*** Extracted information ***

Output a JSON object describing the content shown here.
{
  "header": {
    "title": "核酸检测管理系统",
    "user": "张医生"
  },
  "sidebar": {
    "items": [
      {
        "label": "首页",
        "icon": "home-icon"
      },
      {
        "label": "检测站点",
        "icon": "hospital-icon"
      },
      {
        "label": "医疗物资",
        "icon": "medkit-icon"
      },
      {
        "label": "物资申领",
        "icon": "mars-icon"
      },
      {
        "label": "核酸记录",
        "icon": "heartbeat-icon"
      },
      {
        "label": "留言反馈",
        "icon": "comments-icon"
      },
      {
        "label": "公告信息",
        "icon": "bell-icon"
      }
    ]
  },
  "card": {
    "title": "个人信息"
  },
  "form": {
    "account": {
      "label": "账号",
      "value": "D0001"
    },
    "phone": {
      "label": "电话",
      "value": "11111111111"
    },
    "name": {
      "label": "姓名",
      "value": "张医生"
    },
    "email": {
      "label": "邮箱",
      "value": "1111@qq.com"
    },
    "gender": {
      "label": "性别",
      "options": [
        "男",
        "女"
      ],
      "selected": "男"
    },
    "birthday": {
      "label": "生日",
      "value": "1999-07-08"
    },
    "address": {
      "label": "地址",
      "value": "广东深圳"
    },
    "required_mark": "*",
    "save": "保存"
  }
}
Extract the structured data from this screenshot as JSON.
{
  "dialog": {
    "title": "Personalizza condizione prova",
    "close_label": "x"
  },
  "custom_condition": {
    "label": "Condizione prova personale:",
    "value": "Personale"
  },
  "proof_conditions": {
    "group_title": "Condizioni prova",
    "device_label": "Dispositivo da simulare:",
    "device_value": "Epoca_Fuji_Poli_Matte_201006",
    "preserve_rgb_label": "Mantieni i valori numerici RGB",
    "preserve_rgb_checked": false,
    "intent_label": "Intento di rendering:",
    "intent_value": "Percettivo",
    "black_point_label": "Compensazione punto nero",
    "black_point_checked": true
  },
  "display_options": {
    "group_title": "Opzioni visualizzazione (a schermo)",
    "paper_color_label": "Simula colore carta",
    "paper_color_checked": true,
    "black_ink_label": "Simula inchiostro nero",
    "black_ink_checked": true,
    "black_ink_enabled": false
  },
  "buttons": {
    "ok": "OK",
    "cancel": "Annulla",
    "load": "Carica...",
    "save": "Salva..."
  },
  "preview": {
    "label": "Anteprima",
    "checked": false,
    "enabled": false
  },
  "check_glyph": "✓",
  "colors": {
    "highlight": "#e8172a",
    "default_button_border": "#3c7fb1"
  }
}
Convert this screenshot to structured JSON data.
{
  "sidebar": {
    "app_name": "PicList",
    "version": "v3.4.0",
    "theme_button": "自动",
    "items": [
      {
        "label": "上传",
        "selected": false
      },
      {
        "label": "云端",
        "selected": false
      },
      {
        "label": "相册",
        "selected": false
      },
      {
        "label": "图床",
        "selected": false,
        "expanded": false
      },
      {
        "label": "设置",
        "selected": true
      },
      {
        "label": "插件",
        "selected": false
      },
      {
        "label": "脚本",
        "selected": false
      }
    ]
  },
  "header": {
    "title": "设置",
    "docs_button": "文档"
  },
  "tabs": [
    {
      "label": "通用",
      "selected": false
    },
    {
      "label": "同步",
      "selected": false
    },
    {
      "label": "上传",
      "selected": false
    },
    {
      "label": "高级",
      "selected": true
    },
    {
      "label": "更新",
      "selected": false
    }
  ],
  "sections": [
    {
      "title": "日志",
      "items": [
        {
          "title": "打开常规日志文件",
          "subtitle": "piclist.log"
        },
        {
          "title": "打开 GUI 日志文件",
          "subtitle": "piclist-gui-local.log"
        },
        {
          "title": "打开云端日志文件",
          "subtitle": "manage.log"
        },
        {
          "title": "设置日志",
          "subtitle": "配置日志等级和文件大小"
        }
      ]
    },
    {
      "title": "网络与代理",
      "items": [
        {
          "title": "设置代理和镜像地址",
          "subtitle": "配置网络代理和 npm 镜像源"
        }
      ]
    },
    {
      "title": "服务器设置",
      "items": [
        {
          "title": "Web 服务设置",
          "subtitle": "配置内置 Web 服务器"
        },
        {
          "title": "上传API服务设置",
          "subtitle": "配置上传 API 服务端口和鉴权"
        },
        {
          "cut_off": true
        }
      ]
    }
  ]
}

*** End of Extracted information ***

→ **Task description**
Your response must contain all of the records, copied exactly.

→ **Answer section**
Output a JSON object describing the content shown here.
{
  "header": {
    "title": "核酸检测管理系统",
    "user": "张医生"
  },
  "sidebar": {
    "items": [
      {
        "label": "首页",
        "icon": "home-icon"
      },
      {
        "label": "检测站点",
        "icon": "hospital-icon"
      },
      {
        "label": "医疗物资",
        "icon": "medkit-icon"
      },
      {
        "label": "物资申领",
        "icon": "mars-icon"
      },
      {
        "label": "核酸记录",
        "icon": "heartbeat-icon"
      },
      {
        "label": "留言反馈",
        "icon": "comments-icon"
      },
      {
        "label": "公告信息",
        "icon": "bell-icon"
      }
    ]
  },
  "card": {
    "title": "个人信息"
  },
  "form": {
    "account": {
      "label": "账号",
      "value": "D0001"
    },
    "phone": {
      "label": "电话",
      "value": "11111111111"
    },
    "name": {
      "label": "姓名",
      "value": "张医生"
    },
    "email": {
      "label": "邮箱",
      "value": "1111@qq.com"
    },
    "gender": {
      "label": "性别",
      "options": [
        "男",
        "女"
      ],
      "selected": "男"
    },
    "birthday": {
      "label": "生日",
      "value": "1999-07-08"
    },
    "address": {
      "label": "地址",
      "value": "广东深圳"
    },
    "required_mark": "*",
    "save": "保存"
  }
}
Extract the structured data from this screenshot as JSON.
{
  "dialog": {
    "title": "Personalizza condizione prova",
    "close_label": "x"
  },
  "custom_condition": {
    "label": "Condizione prova personale:",
    "value": "Personale"
  },
  "proof_conditions": {
    "group_title": "Condizioni prova",
    "device_label": "Dispositivo da simulare:",
    "device_value": "Epoca_Fuji_Poli_Matte_201006",
    "preserve_rgb_label": "Mantieni i valori numerici RGB",
    "preserve_rgb_checked": false,
    "intent_label": "Intento di rendering:",
    "intent_value": "Percettivo",
    "black_point_label": "Compensazione punto nero",
    "black_point_checked": true
  },
  "display_options": {
    "group_title": "Opzioni visualizzazione (a schermo)",
    "paper_color_label": "Simula colore carta",
    "paper_color_checked": true,
    "black_ink_label": "Simula inchiostro nero",
    "black_ink_checked": true,
    "black_ink_enabled": false
  },
  "buttons": {
    "ok": "OK",
    "cancel": "Annulla",
    "load": "Carica...",
    "save": "Salva..."
  },
  "preview": {
    "label": "Anteprima",
    "checked": false,
    "enabled": false
  },
  "check_glyph": "✓",
  "colors": {
    "highlight": "#e8172a",
    "default_button_border": "#3c7fb1"
  }
}
Convert this screenshot to structured JSON data.
{
  "sidebar": {
    "app_name": "PicList",
    "version": "v3.4.0",
    "theme_button": "自动",
    "items": [
      {
        "label": "上传",
        "selected": false
      },
      {
        "label": "云端",
        "selected": false
      },
      {
        "label": "相册",
        "selected": false
      },
      {
        "label": "图床",
        "selected": false,
        "expanded": false
      },
      {
        "label": "设置",
        "selected": true
      },
      {
        "label": "插件",
        "selected": false
      },
      {
        "label": "脚本",
        "selected": false
      }
    ]
  },
  "header": {
    "title": "设置",
    "docs_button": "文档"
  },
  "tabs": [
    {
      "label": "通用",
      "selected": false
    },
    {
      "label": "同步",
      "selected": false
    },
    {
      "label": "上传",
      "selected": false
    },
    {
      "label": "高级",
      "selected": true
    },
    {
      "label": "更新",
      "selected": false
    }
  ],
  "sections": [
    {
      "title": "日志",
      "items": [
        {
          "title": "打开常规日志文件",
          "subtitle": "piclist.log"
        },
        {
          "title": "打开 GUI 日志文件",
          "subtitle": "piclist-gui-local.log"
        },
        {
          "title": "打开云端日志文件",
          "subtitle": "manage.log"
        },
        {
          "title": "设置日志",
          "subtitle": "配置日志等级和文件大小"
        }
      ]
    },
    {
      "title": "网络与代理",
      "items": [
        {
          "title": "设置代理和镜像地址",
          "subtitle": "配置网络代理和 npm 镜像源"
        }
      ]
    },
    {
      "title": "服务器设置",
      "items": [
        {
          "title": "Web 服务设置",
          "subtitle": "配置内置 Web 服务器"
        },
        {
          "title": "上传API服务设置",
          "subtitle": "配置上传 API 服务端口和鉴权"
        },
        {
          "cut_off": true
        }
      ]
    }
  ]
}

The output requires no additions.